WHAT IS REQUIRED: Please output all the entries word for word, without the pictures.

------------------------------------------------------------------------

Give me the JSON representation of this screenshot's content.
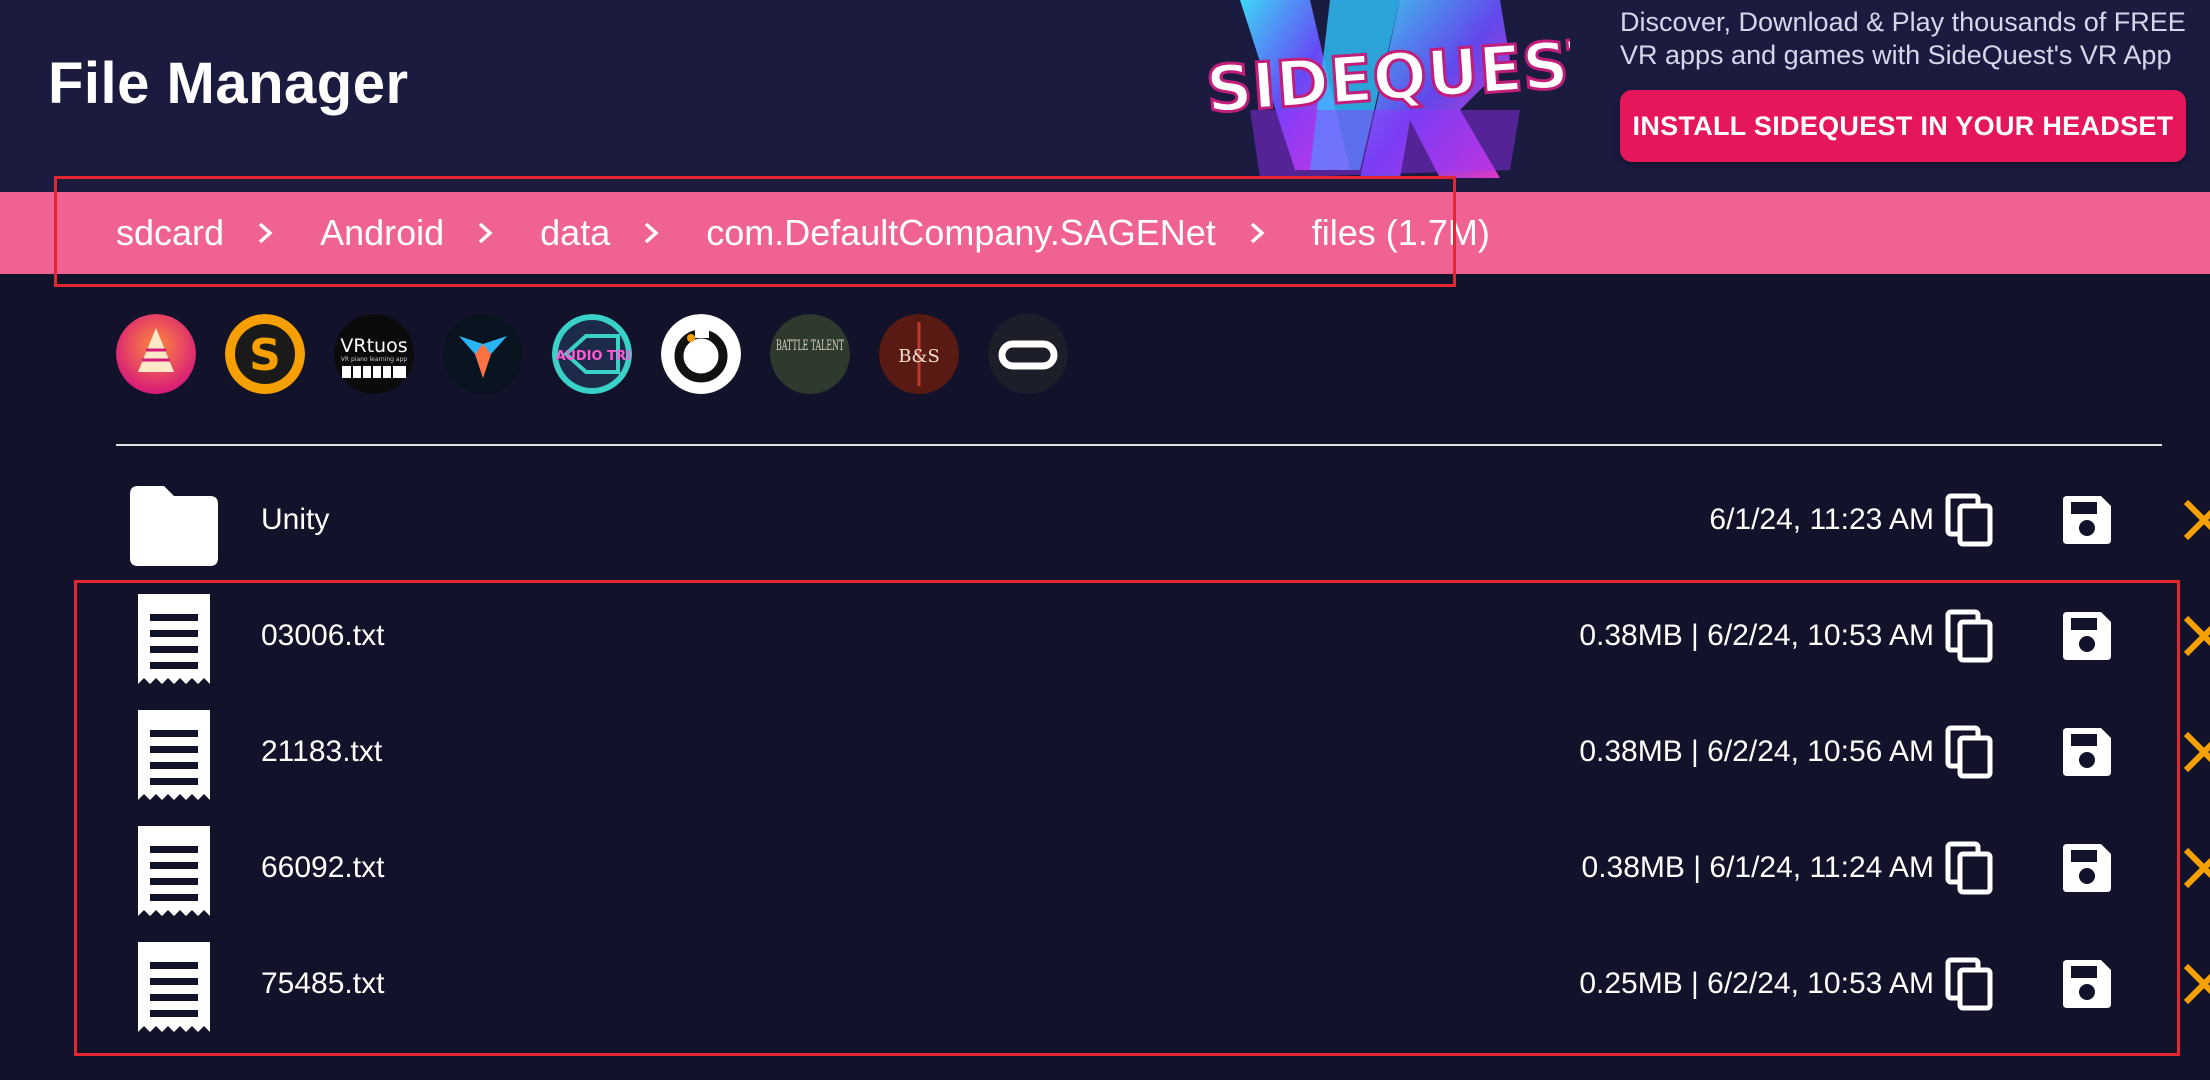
{
  "header": {
    "title": "File Manager",
    "promo_logo_text": "SIDEQUEST",
    "promo_text": "Discover, Download & Play thousands of FREE VR apps and games with SideQuest's VR App",
    "install_label": "INSTALL SIDEQUEST IN YOUR HEADSET"
  },
  "breadcrumb": [
    {
      "label": "sdcard"
    },
    {
      "label": "Android"
    },
    {
      "label": "data"
    },
    {
      "label": "com.DefaultCompany.SAGENet"
    },
    {
      "label": "files (1.7M)"
    }
  ],
  "app_icons": [
    {
      "name": "pyramid-app-icon"
    },
    {
      "name": "sidequest-s-app-icon"
    },
    {
      "name": "vrtuos-app-icon",
      "text": "VRtuos",
      "subtext": "VR piano learning app"
    },
    {
      "name": "winged-logo-app-icon"
    },
    {
      "name": "audio-trip-app-icon",
      "text": "AUDIO TRIP"
    },
    {
      "name": "ring-app-icon"
    },
    {
      "name": "battle-talent-app-icon",
      "text": "BATTLE TALENT"
    },
    {
      "name": "blade-sorcery-app-icon",
      "text": "B&S"
    },
    {
      "name": "oculus-app-icon"
    }
  ],
  "files": [
    {
      "type": "folder",
      "name": "Unity",
      "meta": "6/1/24, 11:23 AM"
    },
    {
      "type": "file",
      "name": "03006.txt",
      "meta": "0.38MB | 6/2/24, 10:53 AM"
    },
    {
      "type": "file",
      "name": "21183.txt",
      "meta": "0.38MB | 6/2/24, 10:56 AM"
    },
    {
      "type": "file",
      "name": "66092.txt",
      "meta": "0.38MB | 6/1/24, 11:24 AM"
    },
    {
      "type": "file",
      "name": "75485.txt",
      "meta": "0.25MB | 6/2/24, 10:53 AM"
    }
  ],
  "colors": {
    "background": "#12122a",
    "header": "#1b1b40",
    "breadcrumb_bar": "#f06292",
    "install_button": "#e5175a",
    "delete_icon": "#f5a000",
    "highlight_border": "#e3262f"
  }
}
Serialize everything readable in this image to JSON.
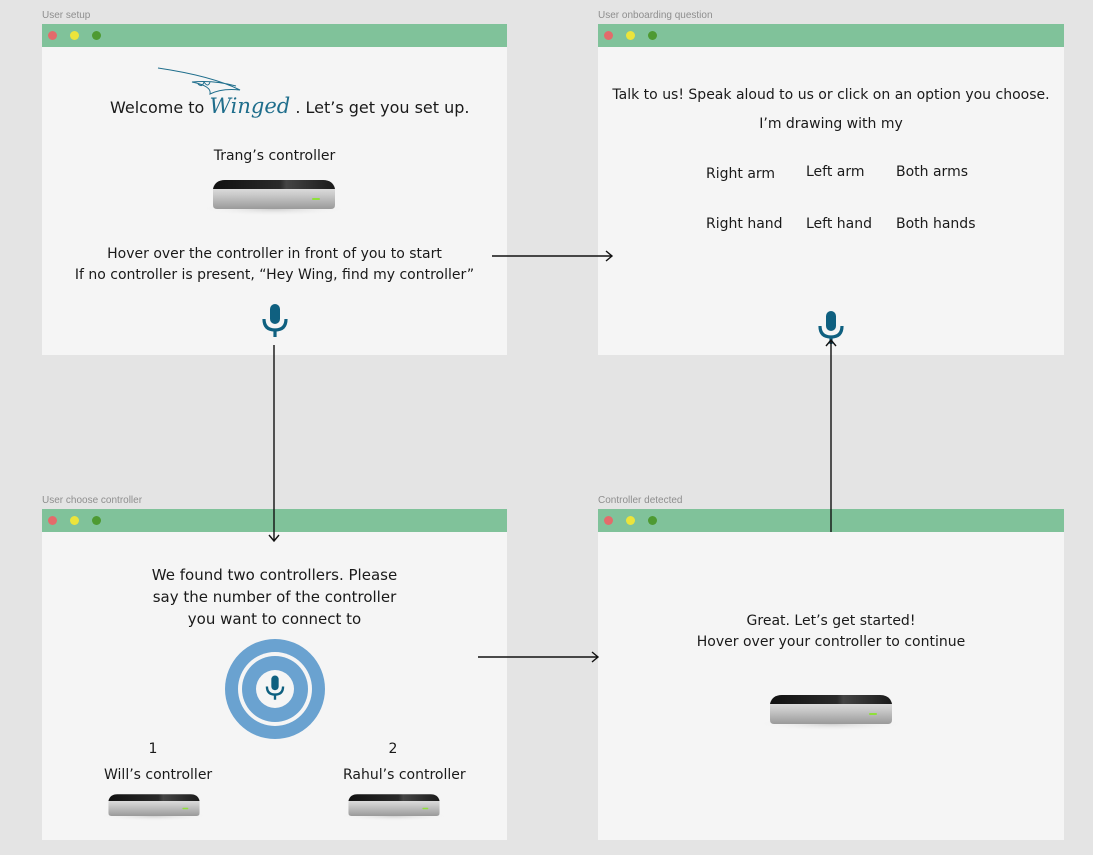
{
  "colors": {
    "titlebar": "#80c29a",
    "mic": "#0f6080",
    "mic_ring": "#6aa2d0",
    "background": "#e4e4e4",
    "window": "#f5f5f5"
  },
  "frames": {
    "setup": {
      "label": "User setup",
      "welcome_prefix": "Welcome to",
      "brand": "Winged",
      "welcome_suffix": ". Let’s get you set up.",
      "controller_name": "Trang’s controller",
      "instruction_1": "Hover over the controller in front of you to start",
      "instruction_2": "If no controller is present, “Hey Wing, find my controller”",
      "icon": "microphone-icon"
    },
    "question": {
      "label": "User onboarding question",
      "prompt": "Talk to us! Speak aloud to us or click on an option you choose.",
      "question": "I’m drawing with my",
      "options": [
        [
          "Right arm",
          "Left arm",
          "Both arms"
        ],
        [
          "Right hand",
          "Left hand",
          "Both hands"
        ]
      ],
      "icon": "microphone-icon"
    },
    "choose": {
      "label": "User choose controller",
      "message_1": "We found two controllers. Please",
      "message_2": "say the number of the controller",
      "message_3": "you want to connect to",
      "icon": "microphone-listening-icon",
      "controllers": [
        {
          "number": "1",
          "name": "Will’s controller"
        },
        {
          "number": "2",
          "name": "Rahul’s controller"
        }
      ]
    },
    "detected": {
      "label": "Controller detected",
      "message_1": "Great. Let’s get started!",
      "message_2": "Hover over your controller to continue"
    }
  },
  "flow": [
    {
      "from": "User setup",
      "to": "User onboarding question"
    },
    {
      "from": "User setup",
      "to": "User choose controller"
    },
    {
      "from": "User choose controller",
      "to": "Controller detected"
    },
    {
      "from": "Controller detected",
      "to": "User onboarding question"
    }
  ]
}
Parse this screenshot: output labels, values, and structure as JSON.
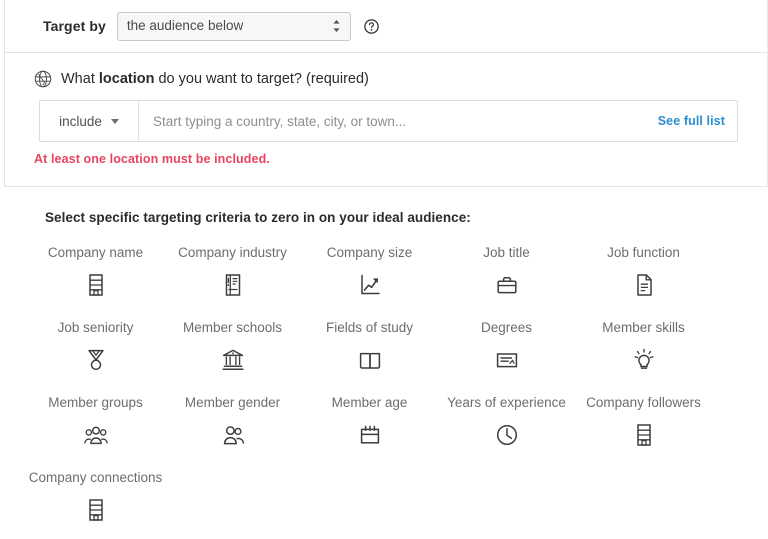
{
  "target_by": {
    "label": "Target by",
    "selected": "the audience below",
    "options": [
      "the audience below"
    ],
    "help_icon": "question-circle-icon",
    "spinner_icon": "up-down-arrows-icon"
  },
  "location": {
    "icon": "globe-icon",
    "heading_prefix": "What ",
    "heading_bold": "location",
    "heading_suffix": " do you want to target? (required)",
    "include_label": "include",
    "include_caret_icon": "chevron-down-icon",
    "input_value": "",
    "input_placeholder": "Start typing a country, state, city, or town...",
    "see_full_list": "See full list",
    "error": "At least one location must be included."
  },
  "criteria": {
    "heading": "Select specific targeting criteria to zero in on your ideal audience:",
    "items": [
      {
        "label": "Company name",
        "icon": "building-icon"
      },
      {
        "label": "Company industry",
        "icon": "industry-list-icon"
      },
      {
        "label": "Company size",
        "icon": "growth-chart-icon"
      },
      {
        "label": "Job title",
        "icon": "briefcase-icon"
      },
      {
        "label": "Job function",
        "icon": "document-icon"
      },
      {
        "label": "Job seniority",
        "icon": "medal-icon"
      },
      {
        "label": "Member schools",
        "icon": "bank-building-icon"
      },
      {
        "label": "Fields of study",
        "icon": "open-book-icon"
      },
      {
        "label": "Degrees",
        "icon": "certificate-icon"
      },
      {
        "label": "Member skills",
        "icon": "lightbulb-icon"
      },
      {
        "label": "Member groups",
        "icon": "people-group-icon"
      },
      {
        "label": "Member gender",
        "icon": "two-people-icon"
      },
      {
        "label": "Member age",
        "icon": "calendar-icon"
      },
      {
        "label": "Years of experience",
        "icon": "clock-icon"
      },
      {
        "label": "Company followers",
        "icon": "building-icon"
      },
      {
        "label": "Company connections",
        "icon": "building-icon"
      }
    ]
  },
  "colors": {
    "link": "#2d8ecf",
    "error": "#e8455f",
    "text": "#3b3b3b",
    "muted": "#6d6d6d",
    "divider": "#e4e4e4"
  }
}
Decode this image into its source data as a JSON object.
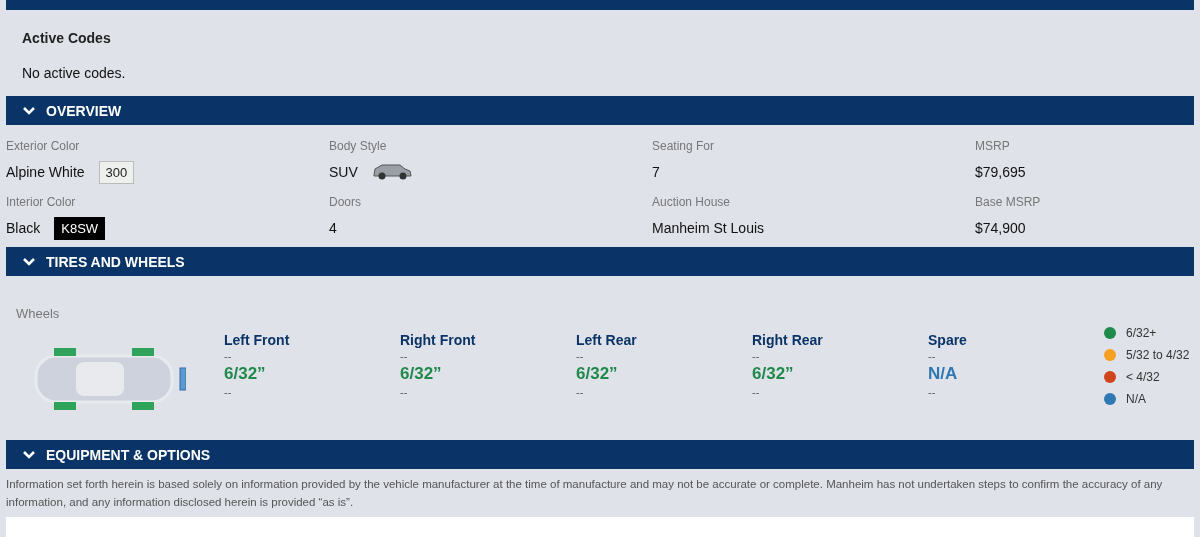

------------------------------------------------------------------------

FINISHED EXERCISE:
Give me the JSON representation of this screenshot's content.
{
  "header": {
    "title": "File Manager",
    "promo_logo_text": "SIDEQUEST",
    "promo_text": "Discover, Download & Play thousands of FREE VR apps and games with SideQuest's VR App",
    "install_label": "INSTALL SIDEQUEST IN YOUR HEADSET"
  },
  "breadcrumb": [
    {
      "label": "sdcard"
    },
    {
      "label": "Android"
    },
    {
      "label": "data"
    },
    {
      "label": "com.DefaultCompany.SAGENet"
    },
    {
      "label": "files (1.7M)"
    }
  ],
  "app_icons": [
    {
      "name": "pyramid-app-icon"
    },
    {
      "name": "sidequest-s-app-icon"
    },
    {
      "name": "vrtuos-app-icon",
      "text": "VRtuos",
      "subtext": "VR piano learning app"
    },
    {
      "name": "winged-logo-app-icon"
    },
    {
      "name": "audio-trip-app-icon",
      "text": "AUDIO TRIP"
    },
    {
      "name": "ring-app-icon"
    },
    {
      "name": "battle-talent-app-icon",
      "text": "BATTLE TALENT"
    },
    {
      "name": "blade-sorcery-app-icon",
      "text": "B&S"
    },
    {
      "name": "oculus-app-icon"
    }
  ],
  "files": [
    {
      "type": "folder",
      "name": "Unity",
      "meta": "6/1/24, 11:23 AM"
    },
    {
      "type": "file",
      "name": "03006.txt",
      "meta": "0.38MB | 6/2/24, 10:53 AM"
    },
    {
      "type": "file",
      "name": "21183.txt",
      "meta": "0.38MB | 6/2/24, 10:56 AM"
    },
    {
      "type": "file",
      "name": "66092.txt",
      "meta": "0.38MB | 6/1/24, 11:24 AM"
    },
    {
      "type": "file",
      "name": "75485.txt",
      "meta": "0.25MB | 6/2/24, 10:53 AM"
    }
  ],
  "colors": {
    "background": "#12122a",
    "header": "#1b1b40",
    "breadcrumb_bar": "#f06292",
    "install_button": "#e5175a",
    "delete_icon": "#f5a000",
    "highlight_border": "#e3262f"
  }
}
Serialize everything readable in this image to JSON.
{
  "colors": {
    "titlebar": "#80c29a",
    "mic": "#0f6080",
    "mic_ring": "#6aa2d0",
    "background": "#e4e4e4",
    "window": "#f5f5f5"
  },
  "frames": {
    "setup": {
      "label": "User setup",
      "welcome_prefix": "Welcome to",
      "brand": "Winged",
      "welcome_suffix": ". Let’s get you set up.",
      "controller_name": "Trang’s controller",
      "instruction_1": "Hover over the controller in front of you to start",
      "instruction_2": "If no controller is present, “Hey Wing, find my controller”",
      "icon": "microphone-icon"
    },
    "question": {
      "label": "User onboarding question",
      "prompt": "Talk to us! Speak aloud to us or click on an option you choose.",
      "question": "I’m drawing with my",
      "options": [
        [
          "Right arm",
          "Left arm",
          "Both arms"
        ],
        [
          "Right hand",
          "Left hand",
          "Both hands"
        ]
      ],
      "icon": "microphone-icon"
    },
    "choose": {
      "label": "User choose controller",
      "message_1": "We found two controllers. Please",
      "message_2": "say the number of the controller",
      "message_3": "you want to connect to",
      "icon": "microphone-listening-icon",
      "controllers": [
        {
          "number": "1",
          "name": "Will’s controller"
        },
        {
          "number": "2",
          "name": "Rahul’s controller"
        }
      ]
    },
    "detected": {
      "label": "Controller detected",
      "message_1": "Great. Let’s get started!",
      "message_2": "Hover over your controller to continue"
    }
  },
  "flow": [
    {
      "from": "User setup",
      "to": "User onboarding question"
    },
    {
      "from": "User setup",
      "to": "User choose controller"
    },
    {
      "from": "User choose controller",
      "to": "Controller detected"
    },
    {
      "from": "Controller detected",
      "to": "User onboarding question"
    }
  ]
}
Parse this screenshot: output labels, values, and structure as JSON.
{
  "target_by": {
    "label": "Target by",
    "selected": "the audience below",
    "options": [
      "the audience below"
    ],
    "help_icon": "question-circle-icon",
    "spinner_icon": "up-down-arrows-icon"
  },
  "location": {
    "icon": "globe-icon",
    "heading_prefix": "What ",
    "heading_bold": "location",
    "heading_suffix": " do you want to target? (required)",
    "include_label": "include",
    "include_caret_icon": "chevron-down-icon",
    "input_value": "",
    "input_placeholder": "Start typing a country, state, city, or town...",
    "see_full_list": "See full list",
    "error": "At least one location must be included."
  },
  "criteria": {
    "heading": "Select specific targeting criteria to zero in on your ideal audience:",
    "items": [
      {
        "label": "Company name",
        "icon": "building-icon"
      },
      {
        "label": "Company industry",
        "icon": "industry-list-icon"
      },
      {
        "label": "Company size",
        "icon": "growth-chart-icon"
      },
      {
        "label": "Job title",
        "icon": "briefcase-icon"
      },
      {
        "label": "Job function",
        "icon": "document-icon"
      },
      {
        "label": "Job seniority",
        "icon": "medal-icon"
      },
      {
        "label": "Member schools",
        "icon": "bank-building-icon"
      },
      {
        "label": "Fields of study",
        "icon": "open-book-icon"
      },
      {
        "label": "Degrees",
        "icon": "certificate-icon"
      },
      {
        "label": "Member skills",
        "icon": "lightbulb-icon"
      },
      {
        "label": "Member groups",
        "icon": "people-group-icon"
      },
      {
        "label": "Member gender",
        "icon": "two-people-icon"
      },
      {
        "label": "Member age",
        "icon": "calendar-icon"
      },
      {
        "label": "Years of experience",
        "icon": "clock-icon"
      },
      {
        "label": "Company followers",
        "icon": "building-icon"
      },
      {
        "label": "Company connections",
        "icon": "building-icon"
      }
    ]
  },
  "colors": {
    "link": "#2d8ecf",
    "error": "#e8455f",
    "text": "#3b3b3b",
    "muted": "#6d6d6d",
    "divider": "#e4e4e4"
  }
}
Decode this image into its source data as a JSON object.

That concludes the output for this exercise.